Of course the original DC Comics version of The Human Target (created by writer Len Wein and artist Carmine Infantino) premiered in the pages of Action Comics #419, back in December 1972 and then later posted runs in The Brave and the Bold and Detective Comics. DC's Christopher Chance operated solely by "impersonating" his clients in order to eliminate threats to their safety, so this FOX television series spins their new version into a glorified bodyguard, rather than an individual who disappears into each respective role.
Valley was a fine choice to portray Christopher Chance, having that tough guy swagger down pat, plus he doesn't suffer from the usual pretty boy syndrome that often plagues action stars targeted for younger viewers. Valley would have fit right into this type of thing in decades past, in fact he would have been a better choice to succeed Robert Conrad as James West in the big-screen remake of 'The Wild, Wild West' a few years ago. Will Smith was badly miscast in that turkey of a film, but I thought that Smith would have been a remarkable Artemus Gordon (but that role went to the equally miscast Kevin Kline). Needless to say Mark Valley is a terrific man's man kind of performer, and Jackie Earle Haley, fresh off of his bravura performance in 'Watchmen' (as Rorschach) brings an equal level of gravitas to his supporting role of Guerrero, with quite a bit of mysterious back story elements suggested to keep his character interesting. Chi McBride is too much of a one-note actor for my tastes and I would prefer that they write off his role of Winston as a waste of time and thank god that they didn't feel the need to add an ongoing love interest for Chance.
It was really cool to have the luscious & talented Tricia Helfer from Battlestar: Galactica guest star as the series first client to contract the Human Target, but I must admit that the cameo by actor Danny Glover at the end seemed tacked on for no real purpose.
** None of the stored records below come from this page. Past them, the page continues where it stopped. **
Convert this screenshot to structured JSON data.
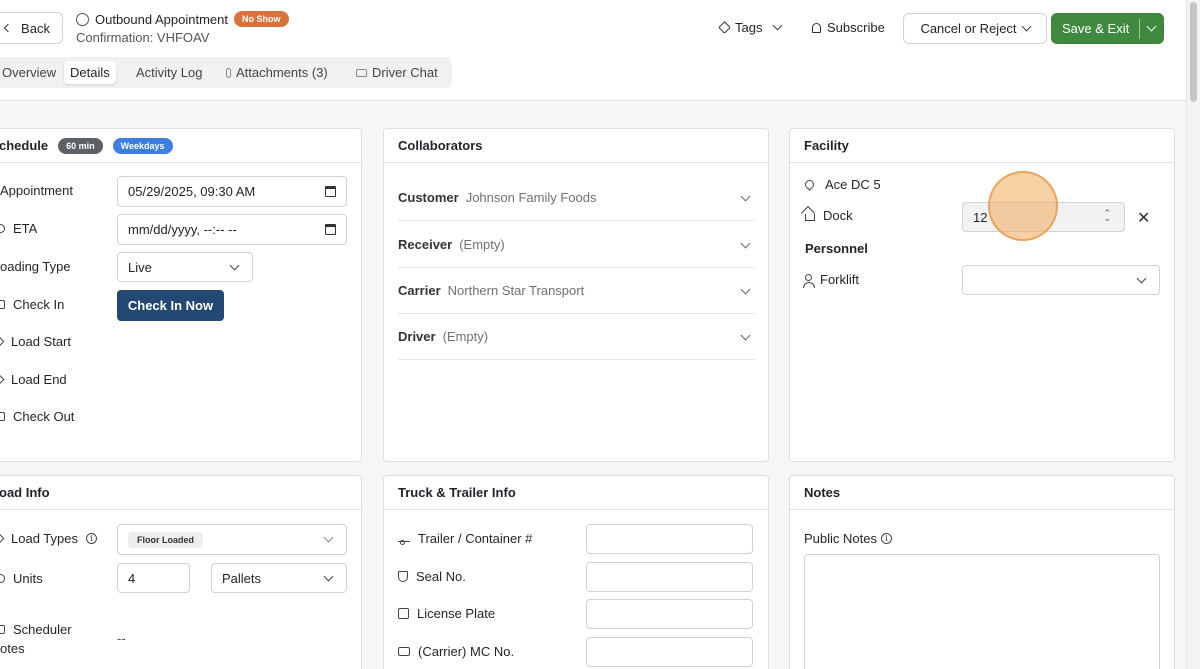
{
  "header": {
    "back_label": "Back",
    "appointment_title": "Outbound Appointment",
    "status_badge": "No Show",
    "confirmation": "Confirmation: VHFOAV",
    "tags_label": "Tags",
    "subscribe_label": "Subscribe",
    "cancel_label": "Cancel or Reject",
    "save_label": "Save & Exit"
  },
  "tabs": [
    {
      "label": "Overview"
    },
    {
      "label": "Details"
    },
    {
      "label": "Activity Log"
    },
    {
      "label": "Attachments (3)"
    },
    {
      "label": "Driver Chat"
    }
  ],
  "schedule": {
    "title": "chedule",
    "duration_badge": "60 min",
    "days_badge": "Weekdays",
    "appointment_label": "Appointment",
    "appointment_value": "05/29/2025, 09:30  AM",
    "eta_label": "ETA",
    "eta_value": "mm/dd/yyyy, --:-- --",
    "loading_type_label": "oading Type",
    "loading_type_value": "Live",
    "check_in_label": "Check In",
    "check_in_button": "Check In Now",
    "load_start_label": "Load Start",
    "load_end_label": "Load End",
    "check_out_label": "Check Out"
  },
  "collaborators": {
    "title": "Collaborators",
    "rows": [
      {
        "key": "Customer",
        "value": "Johnson Family Foods"
      },
      {
        "key": "Receiver",
        "value": "(Empty)"
      },
      {
        "key": "Carrier",
        "value": "Northern Star Transport"
      },
      {
        "key": "Driver",
        "value": "(Empty)"
      }
    ]
  },
  "facility": {
    "title": "Facility",
    "location": "Ace DC 5",
    "dock_label": "Dock",
    "dock_value": "12",
    "personnel_title": "Personnel",
    "forklift_label": "Forklift",
    "forklift_value": ""
  },
  "load_info": {
    "title": "oad Info",
    "load_types_label": "Load Types",
    "load_types_chip": "Floor Loaded",
    "units_label": "Units",
    "units_value": "4",
    "units_type": "Pallets",
    "scheduler_notes_label_1": "Scheduler",
    "scheduler_notes_label_2": "otes",
    "scheduler_notes_value": "--"
  },
  "truck_trailer": {
    "title": "Truck & Trailer Info",
    "trailer_label": "Trailer / Container #",
    "seal_label": "Seal No.",
    "license_label": "License Plate",
    "mc_label": "(Carrier) MC No."
  },
  "notes": {
    "title": "Notes",
    "public_notes_label": "Public Notes"
  }
}
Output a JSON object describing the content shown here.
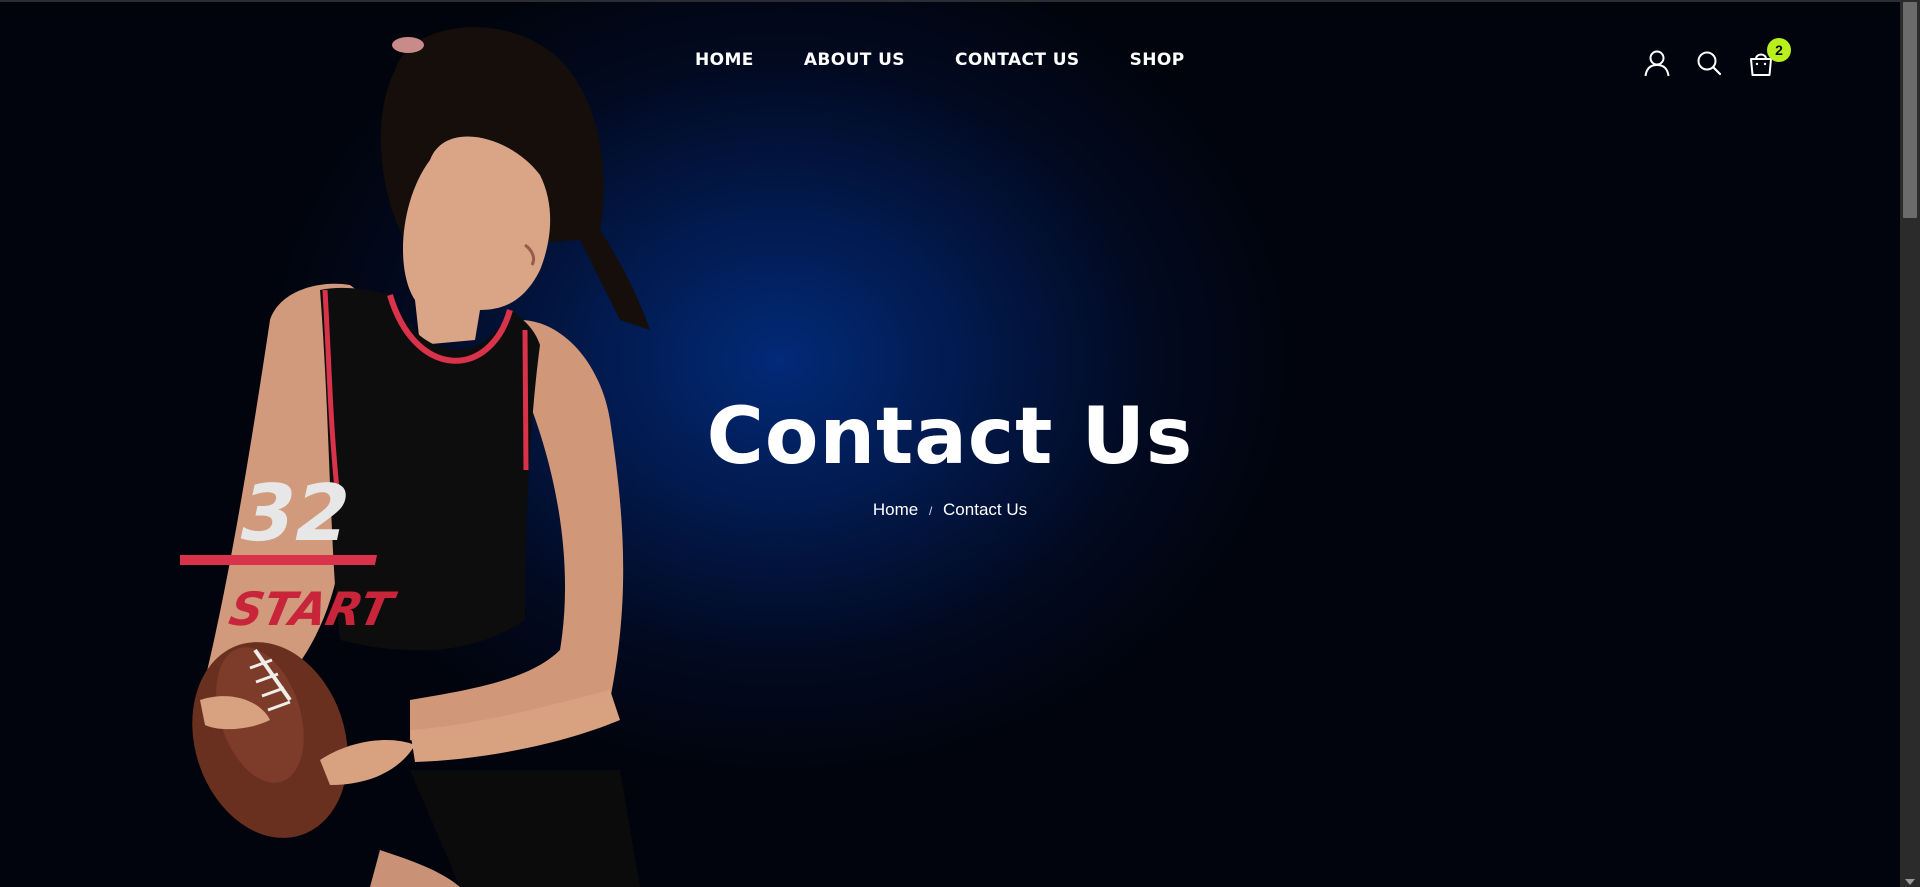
{
  "nav": {
    "items": [
      {
        "label": "HOME"
      },
      {
        "label": "ABOUT US"
      },
      {
        "label": "CONTACT US"
      },
      {
        "label": "SHOP"
      }
    ]
  },
  "header_icons": {
    "account": "user-icon",
    "search": "search-icon",
    "cart": "shopping-bag-icon",
    "cart_count": "2"
  },
  "hero": {
    "title": "Contact Us",
    "breadcrumb": {
      "home": "Home",
      "separator": "/",
      "current": "Contact Us"
    },
    "image": {
      "jersey_number": "32",
      "jersey_text": "START"
    }
  },
  "colors": {
    "badge": "#b8f01e",
    "glow": "#022a78"
  }
}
Hopefully, The Human Target will have the chops to make an ongoing series, but for now I recommend it.